Following the Angelic differences over Eden, some members of both Angelic factions were asked to trade places with Angels from other planets in our Solar System, namely Venus and Mercury. Apparently, it was important that the number of Angels assigned to each planet be maintained. This decision was made by the Archangel Melchizedek, the elected Regent of our Archangelic Host. At this time, He assumed Regency of our Angelic Host as well. Melchizedek is not well known in popular thought. The Bible mentions him as the King of Salem (which means peace) and states that his days are “without beginning and without end.”
Before Civilization: The Need for Cooperation
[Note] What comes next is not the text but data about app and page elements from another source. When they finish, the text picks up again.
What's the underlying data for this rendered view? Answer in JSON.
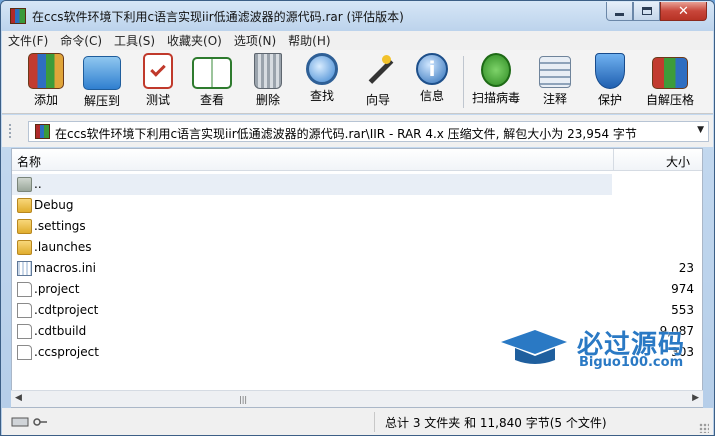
{
  "window": {
    "title": "在ccs软件环境下利用c语言实现iir低通滤波器的源代码.rar (评估版本)",
    "close_label": "✕"
  },
  "menu": [
    "文件(F)",
    "命令(C)",
    "工具(S)",
    "收藏夹(O)",
    "选项(N)",
    "帮助(H)"
  ],
  "toolbar": [
    {
      "label": "添加",
      "icon": "books-add-icon"
    },
    {
      "label": "解压到",
      "icon": "folder-extract-icon"
    },
    {
      "label": "测试",
      "icon": "clipboard-check-icon"
    },
    {
      "label": "查看",
      "icon": "open-book-icon"
    },
    {
      "label": "删除",
      "icon": "trash-bin-icon"
    },
    {
      "label": "查找",
      "icon": "magnifier-icon"
    },
    {
      "label": "向导",
      "icon": "magic-wand-icon"
    },
    {
      "label": "信息",
      "icon": "info-icon"
    },
    {
      "label": "扫描病毒",
      "icon": "bug-scan-icon"
    },
    {
      "label": "注释",
      "icon": "comment-icon"
    },
    {
      "label": "保护",
      "icon": "shield-icon"
    },
    {
      "label": "自解压格",
      "icon": "sfx-box-icon"
    }
  ],
  "address": {
    "path": "在ccs软件环境下利用c语言实现iir低通滤波器的源代码.rar\\IIR - RAR 4.x 压缩文件, 解包大小为 23,954 字节"
  },
  "columns": {
    "name": "名称",
    "size": "大小"
  },
  "files": [
    {
      "name": "..",
      "size": "",
      "type": "parent-folder"
    },
    {
      "name": "Debug",
      "size": "",
      "type": "folder"
    },
    {
      "name": ".settings",
      "size": "",
      "type": "folder"
    },
    {
      "name": ".launches",
      "size": "",
      "type": "folder"
    },
    {
      "name": "macros.ini",
      "size": "23",
      "type": "settings-file"
    },
    {
      "name": ".project",
      "size": "974",
      "type": "file"
    },
    {
      "name": ".cdtproject",
      "size": "553",
      "type": "file"
    },
    {
      "name": ".cdtbuild",
      "size": "9,087",
      "type": "file"
    },
    {
      "name": ".ccsproject",
      "size": "303",
      "type": "file"
    }
  ],
  "watermark": {
    "title": "必过源码",
    "subtitle": "Biguo100.com"
  },
  "status": {
    "summary": "总计 3 文件夹 和 11,840 字节(5 个文件)"
  },
  "colors": {
    "accent": "#2a79c4",
    "title_bar": "#c9ddf2",
    "close_button": "#c8463a"
  }
}
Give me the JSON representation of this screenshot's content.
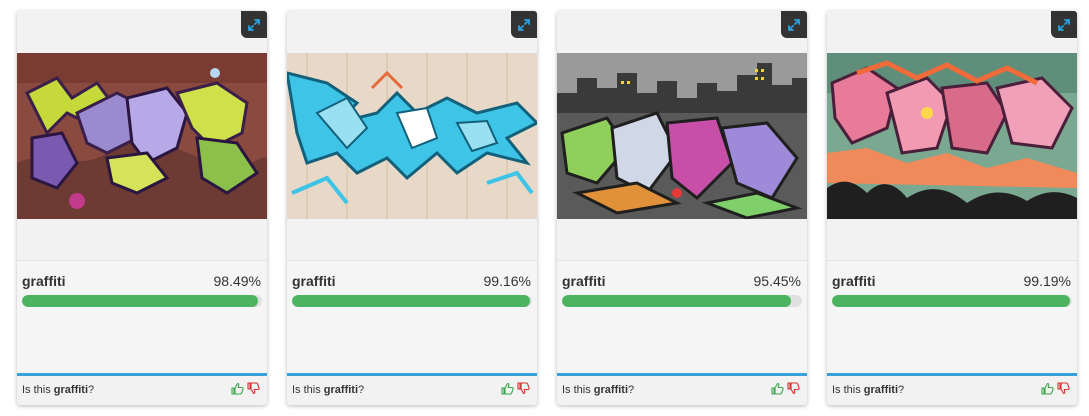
{
  "colors": {
    "progress_fill": "#4cb461",
    "progress_track": "#e0e0e0",
    "feedback_border": "#3aa0dc",
    "thumb_up": "#3aa54c",
    "thumb_down": "#d6312f",
    "expand_button_bg": "#333333",
    "expand_icon": "#29a3e0"
  },
  "cards": [
    {
      "image_icon": "graffiti-image-purple-yellow",
      "label": "graffiti",
      "score_text": "98.49%",
      "score": 0.9849,
      "question_prefix": "Is this ",
      "question_label": "graffiti",
      "question_suffix": "?"
    },
    {
      "image_icon": "graffiti-image-blue",
      "label": "graffiti",
      "score_text": "99.16%",
      "score": 0.9916,
      "question_prefix": "Is this ",
      "question_label": "graffiti",
      "question_suffix": "?"
    },
    {
      "image_icon": "graffiti-image-skyline",
      "label": "graffiti",
      "score_text": "95.45%",
      "score": 0.9545,
      "question_prefix": "Is this ",
      "question_label": "graffiti",
      "question_suffix": "?"
    },
    {
      "image_icon": "graffiti-image-pink-orange",
      "label": "graffiti",
      "score_text": "99.19%",
      "score": 0.9919,
      "question_prefix": "Is this ",
      "question_label": "graffiti",
      "question_suffix": "?"
    }
  ]
}
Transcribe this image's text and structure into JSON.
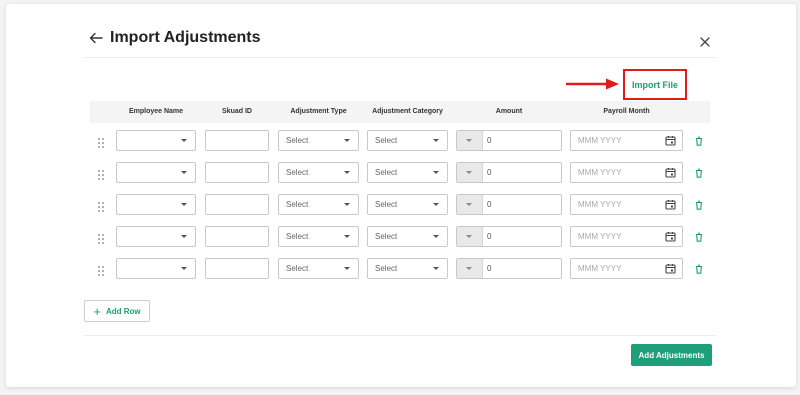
{
  "header": {
    "title": "Import Adjustments"
  },
  "import_file_label": "Import File",
  "columns": [
    "Employee Name",
    "Skuad ID",
    "Adjustment Type",
    "Adjustment Category",
    "Amount",
    "Payroll Month"
  ],
  "rows": [
    {
      "employee": "",
      "skuad_id": "",
      "type": "Select",
      "category": "Select",
      "amount": "0",
      "month_placeholder": "MMM YYYY"
    },
    {
      "employee": "",
      "skuad_id": "",
      "type": "Select",
      "category": "Select",
      "amount": "0",
      "month_placeholder": "MMM YYYY"
    },
    {
      "employee": "",
      "skuad_id": "",
      "type": "Select",
      "category": "Select",
      "amount": "0",
      "month_placeholder": "MMM YYYY"
    },
    {
      "employee": "",
      "skuad_id": "",
      "type": "Select",
      "category": "Select",
      "amount": "0",
      "month_placeholder": "MMM YYYY"
    },
    {
      "employee": "",
      "skuad_id": "",
      "type": "Select",
      "category": "Select",
      "amount": "0",
      "month_placeholder": "MMM YYYY"
    }
  ],
  "add_row_label": "Add Row",
  "add_adjustments_label": "Add Adjustments",
  "colors": {
    "accent": "#1e9e79",
    "highlight": "#e01b1b"
  },
  "icons": [
    "back-arrow-icon",
    "close-icon",
    "drag-handle-icon",
    "chevron-down-icon",
    "calendar-icon",
    "trash-icon",
    "plus-icon",
    "red-arrow-icon"
  ]
}
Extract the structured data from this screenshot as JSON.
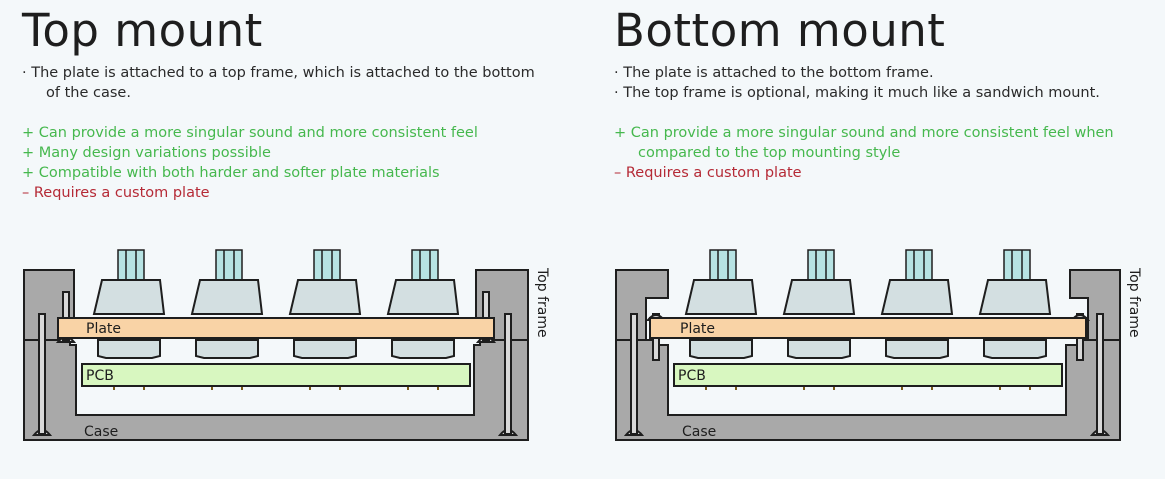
{
  "colors": {
    "background": "#f4f8fa",
    "pro": "#46b84e",
    "con": "#b52a36",
    "case": "#a9a9a9",
    "plate": "#f9d3a6",
    "pcb": "#d8f7c0",
    "switch_housing": "#d3dfe1",
    "stem": "#b7e3e3"
  },
  "left": {
    "title": "Top mount",
    "notes": [
      "· The plate is attached to a top frame, which is attached to the bottom",
      "of the case."
    ],
    "pros": [
      "+ Can provide a more singular sound and more consistent feel",
      "+ Many design variations possible",
      "+ Compatible with both harder and softer plate materials"
    ],
    "cons": [
      "– Requires a custom plate"
    ],
    "diagram": {
      "plate_label": "Plate",
      "pcb_label": "PCB",
      "case_label": "Case",
      "top_frame_label": "Top frame",
      "switch_count": 4
    }
  },
  "right": {
    "title": "Bottom mount",
    "notes": [
      "· The plate is attached to the bottom frame.",
      "· The top frame is optional, making it much like a sandwich mount."
    ],
    "pros": [
      "+ Can provide a more singular sound and more consistent feel when",
      "compared to the top mounting style"
    ],
    "cons": [
      "– Requires a custom plate"
    ],
    "diagram": {
      "plate_label": "Plate",
      "pcb_label": "PCB",
      "case_label": "Case",
      "top_frame_label": "Top frame",
      "switch_count": 4
    }
  }
}
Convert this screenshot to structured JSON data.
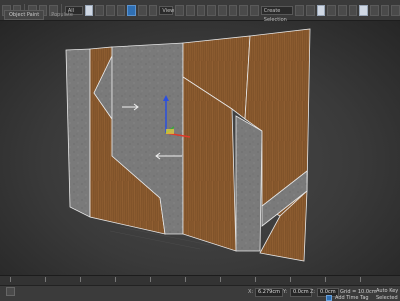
{
  "app": {
    "name": "3ds Max"
  },
  "toolbar": {
    "selection_filter": "All",
    "view_dropdown": "View",
    "create_selection_set": "Create Selection Se"
  },
  "ribbon_tabs": [
    "Object Paint",
    "Populate"
  ],
  "timeline": {
    "frame_ticks": [
      "0",
      "10",
      "20",
      "30",
      "40",
      "50",
      "60",
      "70",
      "80",
      "90",
      "100"
    ]
  },
  "status": {
    "x_label": "X:",
    "x_value": "6.279cm",
    "y_label": "Y:",
    "y_value": "0.0cm",
    "z_label": "Z:",
    "z_value": "0.0cm",
    "grid_label": "Grid = 10.0cm",
    "auto_key_label": "Auto Key",
    "selected_label": "Selected",
    "add_time_tag": "Add Time Tag"
  },
  "colors": {
    "wood": "#8a5a2e",
    "concrete": "#7d7d7d",
    "selection_outline": "#f2f2f2",
    "gizmo_x": "#e03a2a",
    "gizmo_y": "#3aa83a",
    "gizmo_z": "#2a4fe0"
  }
}
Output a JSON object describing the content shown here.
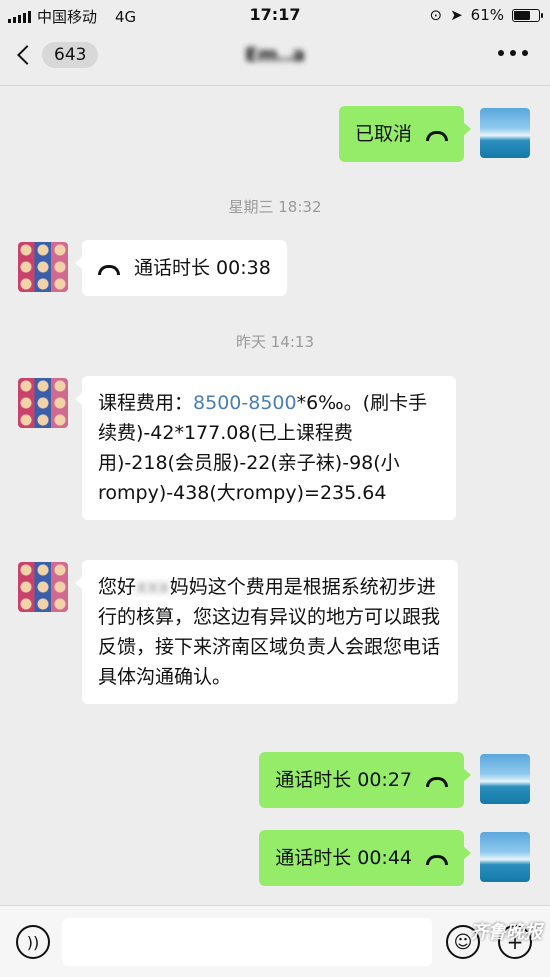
{
  "status_bar": {
    "carrier": "中国移动",
    "network": "4G",
    "time": "17:17",
    "battery_text": "61%",
    "battery_level": 0.61
  },
  "nav": {
    "back_icon": "chevron-left-icon",
    "unread_count": "643",
    "title": "Em..a",
    "more_icon": "more-dots-icon"
  },
  "messages": {
    "m1": {
      "text": "已取消",
      "icon": "handset-icon"
    },
    "sep1": "星期三 18:32",
    "m2": {
      "text": "通话时长 00:38",
      "icon": "handset-icon"
    },
    "sep2": "昨天 14:13",
    "m3": {
      "prefix": "课程费用：",
      "link": "8500-8500",
      "rest": "*6‰。(刷卡手续费)-42*177.08(已上课程费用)-218(会员服)-22(亲子袜)-98(小rompy)-438(大rompy)=235.64"
    },
    "m4": {
      "prefix": "您好",
      "blurred": "xxx",
      "rest": "妈妈这个费用是根据系统初步进行的核算，您这边有异议的地方可以跟我反馈，接下来济南区域负责人会跟您电话具体沟通确认。"
    },
    "m5": {
      "text": "通话时长 00:27",
      "icon": "handset-icon"
    },
    "m6": {
      "text": "通话时长 00:44",
      "icon": "handset-icon"
    }
  },
  "input_bar": {
    "voice_icon": "voice-icon",
    "emoji_icon": "emoji-icon",
    "plus_icon": "plus-icon"
  },
  "watermark": "齐鲁晚报"
}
Incredible as it may seem, mankind spent an additional 532,000 years—even longer than the period of Eden—to achieve the first civilization on our planet—Lemuria, approximately seventy-eight thousand years ago. What happened during that period of time? Essentially, people scrambled for food and shelter. According to The Ultimate Frontier, one problem was that people chose to fight each other for the available resources, rather than joining forces to share resources and build together. Civilization depends on people working cooperatively together. Until mankind was able to do that, it failed to advance significantly.
S. I. Hayakawa, in his classic text Language in Thought and Action, points out how much we take for granted the tremendous amount of cooperation that exists in our society. Many of the buildings and streets around us could simply not have been built by one person or even by one family; they required many people working together. We assume a great deal about how people work together: that they will organize themselves to attack common problems, that workers will follow their supervisors’ instructions, that most people will keep agreements and pay for goods and services rendered.[ii]
However easily understood these simple basic cooperative skills are understood today, they were apparently lacking for over five hundred thousand years of our history. Families cooperated to some degree, but did not extend their trust to other families for many thousands of years. The Sun Rises, a novel that details the beginning of the Lemurian civilization, states that two families had developed some rudimentary alliances and had began working together and pooling resources. After many hundreds of years of successful cooperation between these two families, they at last—with the help of some Angels and some wise human Egos—extended their cooperative experiment to include other family groupings and so founded the Lemurian civilization. This was mankind’s first, and to date most successful, civilization.[iii]
Cooperation remains a challenge for us. Although we have cooperated greatly in order to build the civilizations that now exist, wars and conflict continually threaten what we have built. In order for us to advance further, individual people, groups, and nations must continue to learn to cooperate and work together more effectively, for the good of all.
[i] Hastings, James. Dictionary of the Bible. Charles Scribner’s Sons. New York City, New York, 1963.
[ii] Hayakawa, S.I. Language in Thought and Action. Harcourt, Brace and World, New York City, New York, 1964.
[iii] Stelle, Robert D. The Sun Rises, published by the Lemurian Fellowship, Ramona, California, 1952.